Exercise aim:
Give the whole listing below once more, exactly, without pictures.

>>>

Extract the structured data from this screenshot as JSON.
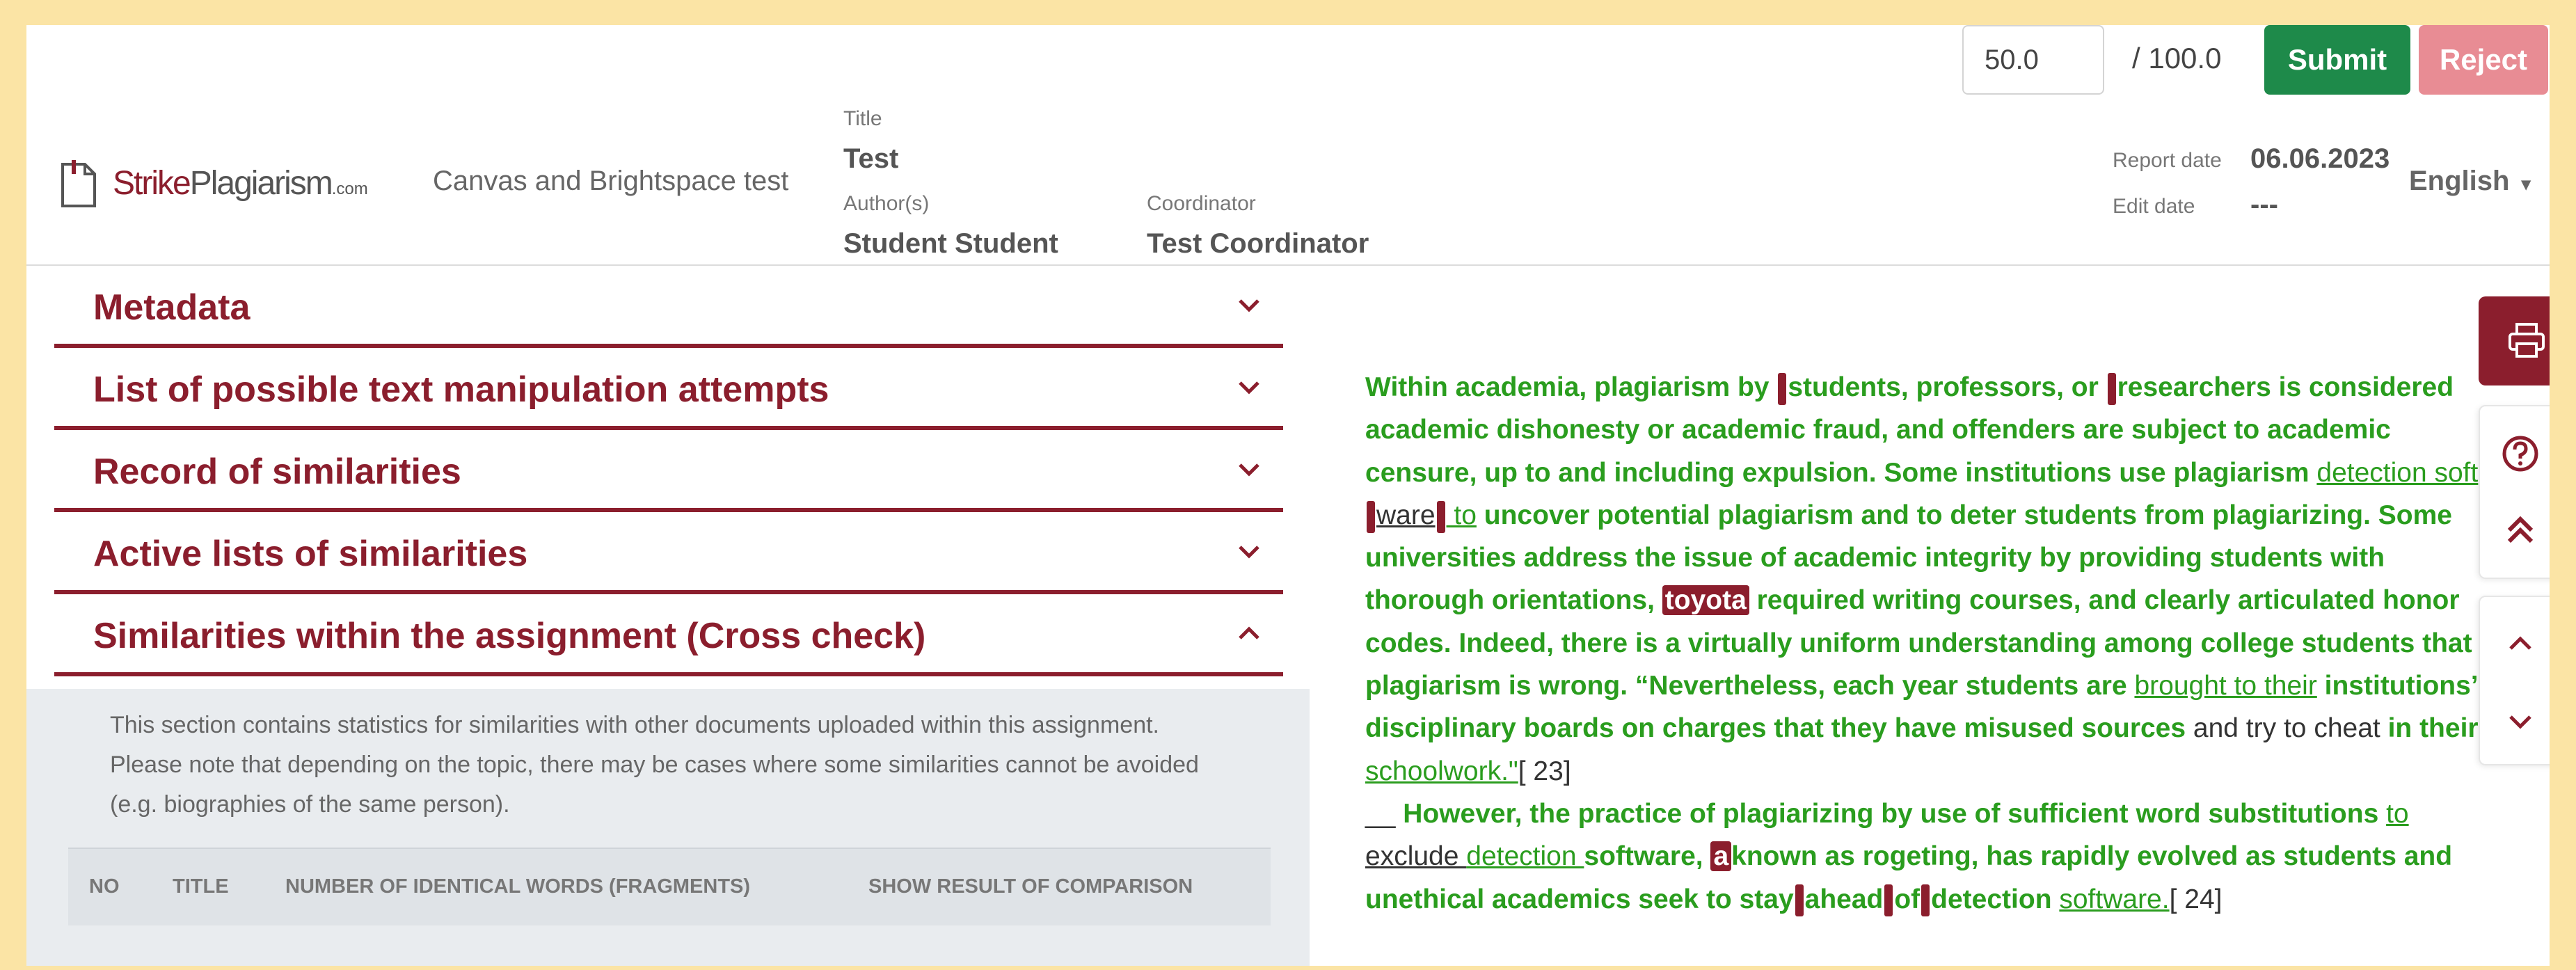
{
  "header": {
    "logo": {
      "strike": "Strike",
      "plagiarism": "Plagiarism",
      "com": ".com"
    },
    "course": "Canvas and Brightspace test",
    "title_label": "Title",
    "title_value": "Test",
    "authors_label": "Author(s)",
    "authors_value": "Student Student",
    "coordinator_label": "Coordinator",
    "coordinator_value": "Test Coordinator",
    "report_date_label": "Report date",
    "report_date_value": "06.06.2023",
    "edit_date_label": "Edit date",
    "edit_date_value": "---",
    "score_value": "50.0",
    "score_max": "/ 100.0",
    "submit_label": "Submit",
    "reject_label": "Reject",
    "language": "English",
    "colors": {
      "brand": "#8b1e2d",
      "submit": "#1e8a4a",
      "reject": "#e88c94",
      "match_text": "#2a9d1e"
    }
  },
  "accordion": [
    {
      "label": "Metadata",
      "expanded": false
    },
    {
      "label": "List of possible text manipulation attempts",
      "expanded": false
    },
    {
      "label": "Record of similarities",
      "expanded": false
    },
    {
      "label": "Active lists of similarities",
      "expanded": false
    },
    {
      "label": "Similarities within the assignment (Cross check)",
      "expanded": true
    }
  ],
  "crosscheck": {
    "note": "This section contains statistics for similarities with other documents uploaded within this assignment. Please note that depending on the topic, there may be cases where some similarities cannot be avoided (e.g. biographies of the same person).",
    "columns": [
      "NO",
      "TITLE",
      "NUMBER OF IDENTICAL WORDS (FRAGMENTS)",
      "SHOW RESULT OF COMPARISON"
    ]
  },
  "document": {
    "p1a": "Within academia, plagiarism by ",
    "p1b": "students, professors, or ",
    "p1c": "researchers is considered academic dishonesty or academic fraud, and offenders are subject to academic censure, up to and including expulsion. Some institutions use plagiarism ",
    "p1d": " detection  soft",
    "p1e": "ware",
    "p1f": " to",
    "p1g": " uncover potential plagiarism and to deter students from plagiarizing. Some universities address the issue of academic integrity by providing students with thorough orientations, ",
    "p1h": "toyota",
    "p1i": " required writing courses, and clearly articulated honor codes. Indeed, there is a virtually uniform understanding among college students that plagiarism is wrong. “Nevertheless, each year students are ",
    "p1j": " brought  to  their",
    "p1k": " institutions’ disciplinary boards on charges that they have misused sources ",
    "p1l": "  and try to cheat ",
    "p1m": " in their ",
    "p1n": " schoolwork.\"",
    "p1o": "[ 23]",
    "p2a": "__ ",
    "p2b": "However, the practice of plagiarizing by use of sufficient word substitutions ",
    "p2c": " to ",
    "p2d": "  exclude ",
    "p2e": " detection ",
    "p2f": "software, ",
    "p2g": "a",
    "p2h": "known as rogeting, has  rapidly evolved as students and  unethical academics seek to stay",
    "p2i": "ahead",
    "p2j": "of",
    "p2k": "detection ",
    "p2l": " software.",
    "p2m": "[ 24]"
  }
}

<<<

Exercise response:
Extract the structured data from this screenshot as JSON.
{
  "header": {
    "logo": {
      "strike": "Strike",
      "plagiarism": "Plagiarism",
      "com": ".com"
    },
    "course": "Canvas and Brightspace test",
    "title_label": "Title",
    "title_value": "Test",
    "authors_label": "Author(s)",
    "authors_value": "Student Student",
    "coordinator_label": "Coordinator",
    "coordinator_value": "Test Coordinator",
    "report_date_label": "Report date",
    "report_date_value": "06.06.2023",
    "edit_date_label": "Edit date",
    "edit_date_value": "---",
    "score_value": "50.0",
    "score_max": "/ 100.0",
    "submit_label": "Submit",
    "reject_label": "Reject",
    "language": "English",
    "colors": {
      "brand": "#8b1e2d",
      "submit": "#1e8a4a",
      "reject": "#e88c94",
      "match_text": "#2a9d1e"
    }
  },
  "accordion": [
    {
      "label": "Metadata",
      "expanded": false
    },
    {
      "label": "List of possible text manipulation attempts",
      "expanded": false
    },
    {
      "label": "Record of similarities",
      "expanded": false
    },
    {
      "label": "Active lists of similarities",
      "expanded": false
    },
    {
      "label": "Similarities within the assignment (Cross check)",
      "expanded": true
    }
  ],
  "crosscheck": {
    "note": "This section contains statistics for similarities with other documents uploaded within this assignment. Please note that depending on the topic, there may be cases where some similarities cannot be avoided (e.g. biographies of the same person).",
    "columns": [
      "NO",
      "TITLE",
      "NUMBER OF IDENTICAL WORDS (FRAGMENTS)",
      "SHOW RESULT OF COMPARISON"
    ]
  },
  "document": {
    "p1a": "Within academia, plagiarism by ",
    "p1b": "students, professors, or ",
    "p1c": "researchers is considered academic dishonesty or academic fraud, and offenders are subject to academic censure, up to and including expulsion. Some institutions use plagiarism ",
    "p1d": " detection  soft",
    "p1e": "ware",
    "p1f": " to",
    "p1g": " uncover potential plagiarism and to deter students from plagiarizing. Some universities address the issue of academic integrity by providing students with thorough orientations, ",
    "p1h": "toyota",
    "p1i": " required writing courses, and clearly articulated honor codes. Indeed, there is a virtually uniform understanding among college students that plagiarism is wrong. “Nevertheless, each year students are ",
    "p1j": " brought  to  their",
    "p1k": " institutions’ disciplinary boards on charges that they have misused sources ",
    "p1l": "  and try to cheat ",
    "p1m": " in their ",
    "p1n": " schoolwork.\"",
    "p1o": "[ 23]",
    "p2a": "__ ",
    "p2b": "However, the practice of plagiarizing by use of sufficient word substitutions ",
    "p2c": " to ",
    "p2d": "  exclude ",
    "p2e": " detection ",
    "p2f": "software, ",
    "p2g": "a",
    "p2h": "known as rogeting, has  rapidly evolved as students and  unethical academics seek to stay",
    "p2i": "ahead",
    "p2j": "of",
    "p2k": "detection ",
    "p2l": " software.",
    "p2m": "[ 24]"
  }
}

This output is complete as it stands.